Stored entries
=====
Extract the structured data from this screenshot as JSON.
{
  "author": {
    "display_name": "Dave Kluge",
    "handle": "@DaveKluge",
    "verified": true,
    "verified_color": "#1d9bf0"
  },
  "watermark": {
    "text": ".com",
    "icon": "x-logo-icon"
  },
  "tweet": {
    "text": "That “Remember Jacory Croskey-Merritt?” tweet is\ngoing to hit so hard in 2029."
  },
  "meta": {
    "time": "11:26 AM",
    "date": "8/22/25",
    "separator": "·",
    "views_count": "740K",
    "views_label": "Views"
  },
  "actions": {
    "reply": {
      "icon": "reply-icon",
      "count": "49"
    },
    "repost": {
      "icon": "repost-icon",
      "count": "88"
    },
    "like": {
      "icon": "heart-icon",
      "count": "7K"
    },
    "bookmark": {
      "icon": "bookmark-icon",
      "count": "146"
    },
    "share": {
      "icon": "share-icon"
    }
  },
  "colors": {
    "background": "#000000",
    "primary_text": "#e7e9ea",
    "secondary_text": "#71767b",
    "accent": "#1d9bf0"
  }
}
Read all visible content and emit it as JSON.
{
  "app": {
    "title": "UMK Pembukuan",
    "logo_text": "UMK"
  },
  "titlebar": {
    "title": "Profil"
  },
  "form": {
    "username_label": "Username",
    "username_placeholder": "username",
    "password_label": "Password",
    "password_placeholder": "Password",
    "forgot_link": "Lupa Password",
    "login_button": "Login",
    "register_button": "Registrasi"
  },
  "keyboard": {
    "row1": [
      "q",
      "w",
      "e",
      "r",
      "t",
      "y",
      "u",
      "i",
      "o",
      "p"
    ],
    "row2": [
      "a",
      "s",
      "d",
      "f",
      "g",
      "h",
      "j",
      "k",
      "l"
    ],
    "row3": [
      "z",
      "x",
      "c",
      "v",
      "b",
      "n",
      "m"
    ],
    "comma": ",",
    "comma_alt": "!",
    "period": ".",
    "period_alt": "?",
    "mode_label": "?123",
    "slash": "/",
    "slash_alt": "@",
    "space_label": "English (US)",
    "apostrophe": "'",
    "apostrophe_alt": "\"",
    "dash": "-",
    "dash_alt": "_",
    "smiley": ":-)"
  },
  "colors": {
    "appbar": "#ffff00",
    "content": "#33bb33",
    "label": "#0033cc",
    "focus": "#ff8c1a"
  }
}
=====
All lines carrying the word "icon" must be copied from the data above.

*Answer for the task*
    "icon": "x-logo-icon"
      "icon": "reply-icon",
      "icon": "repost-icon",
      "icon": "heart-icon",
      "icon": "bookmark-icon",
      "icon": "share-icon"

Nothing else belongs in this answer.